Kara wrapped up warm in her red and yellow, striped scarf, throwing her back onto her back as she fumbled to unlock the front door. She was the first up in the house, and first out. Today, like most days, neither her father nor the cat were awake when she left.
Kara always got into school early. She liked being alone to think. 'Thinking is important, it helps clear the brain,' is something she often said. This was something her grandmother used to say to her, when she asked what to do about things. It was an idea her mother particularly liked too. Her grandmother had loved to sit alone, reading or writing, or sometimes she went for long walks in the woods in the afternoon. No one was allowed to disturb her unless it was an absolute emergency: something Kara learned the hard way. But despite her annoyance at being interrupted, Pat Rickshaw was a gentle woman.
Farchurch Secondary school and Sixth Form wasn't a long walk from her house, but it took a long time to walk. Part of the reason may have been that the lanes and roads were twisty and narrow, complicated to navigate in the dim, morning light. The main reason was that Kara liked to walk slowly and look at things.
She always stopped to study the flowers that spilled over the top of the green fence in a lane between a 60s house, where an old man and a dog lived, and a park where the older kids hung out. She'd identified the flowers as a form of clematis. There was something about the way the white petals curved away from the purple centre that made her stop and stare. She'd drawn it a few times. She didn't much care for flowers, but sometimes scenes caught her eye and she had to capture them.
She always slowed down to admire the church on the corner of Bagley Road because of it's ancient stained glass windows and beauty. She sped up when she got to Curt Street, because that was the edge of the Brensham School area, and they didn't much like Farchurch students.
Once she'd gotten to the corner of Gardener Lane, she spotted Mr Roberts in his fornt garden, as he often was even on cold days like today, feeding the birds or completing some other optional task that he found satisfaction in doing. He smiled and waving over and she returned the gesture, but didn't stop to chat. Instead she carried on walking, taking the long way round the block so that the grumpy old woman at number 50 didn't complain at her for her footsteps echoing at 'this god-forsaken hour in the morning.'
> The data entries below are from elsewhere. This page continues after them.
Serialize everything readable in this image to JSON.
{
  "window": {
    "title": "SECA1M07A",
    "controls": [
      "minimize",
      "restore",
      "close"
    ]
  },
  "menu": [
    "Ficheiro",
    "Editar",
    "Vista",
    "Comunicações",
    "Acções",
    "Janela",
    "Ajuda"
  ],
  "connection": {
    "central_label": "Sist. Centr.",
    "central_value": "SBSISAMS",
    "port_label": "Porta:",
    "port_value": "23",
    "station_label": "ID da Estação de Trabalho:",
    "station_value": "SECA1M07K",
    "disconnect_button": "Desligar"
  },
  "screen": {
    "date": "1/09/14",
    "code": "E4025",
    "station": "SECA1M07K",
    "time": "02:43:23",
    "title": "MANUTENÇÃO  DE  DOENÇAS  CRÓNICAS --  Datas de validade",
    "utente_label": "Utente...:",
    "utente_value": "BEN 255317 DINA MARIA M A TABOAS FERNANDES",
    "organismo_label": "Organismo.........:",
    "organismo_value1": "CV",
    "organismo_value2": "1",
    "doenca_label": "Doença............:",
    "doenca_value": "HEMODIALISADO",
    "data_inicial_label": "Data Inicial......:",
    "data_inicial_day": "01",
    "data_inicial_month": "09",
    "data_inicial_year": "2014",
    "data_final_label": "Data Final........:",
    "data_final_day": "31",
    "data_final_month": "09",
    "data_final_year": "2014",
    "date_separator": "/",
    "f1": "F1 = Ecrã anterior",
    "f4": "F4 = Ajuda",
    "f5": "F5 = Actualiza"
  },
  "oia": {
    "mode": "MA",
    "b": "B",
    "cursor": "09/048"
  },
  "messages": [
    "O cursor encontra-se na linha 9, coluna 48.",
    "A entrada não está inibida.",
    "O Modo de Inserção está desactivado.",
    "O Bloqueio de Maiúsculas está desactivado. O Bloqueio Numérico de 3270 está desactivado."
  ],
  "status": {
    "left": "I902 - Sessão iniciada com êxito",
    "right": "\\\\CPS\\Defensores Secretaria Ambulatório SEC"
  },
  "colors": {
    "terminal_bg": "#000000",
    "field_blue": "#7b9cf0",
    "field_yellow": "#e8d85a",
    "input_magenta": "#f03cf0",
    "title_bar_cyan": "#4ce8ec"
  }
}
Arriving finally at her school, Kara climbed all the way up to the maths rooms, in the oldest, tallest part of the school, where it would be quiet.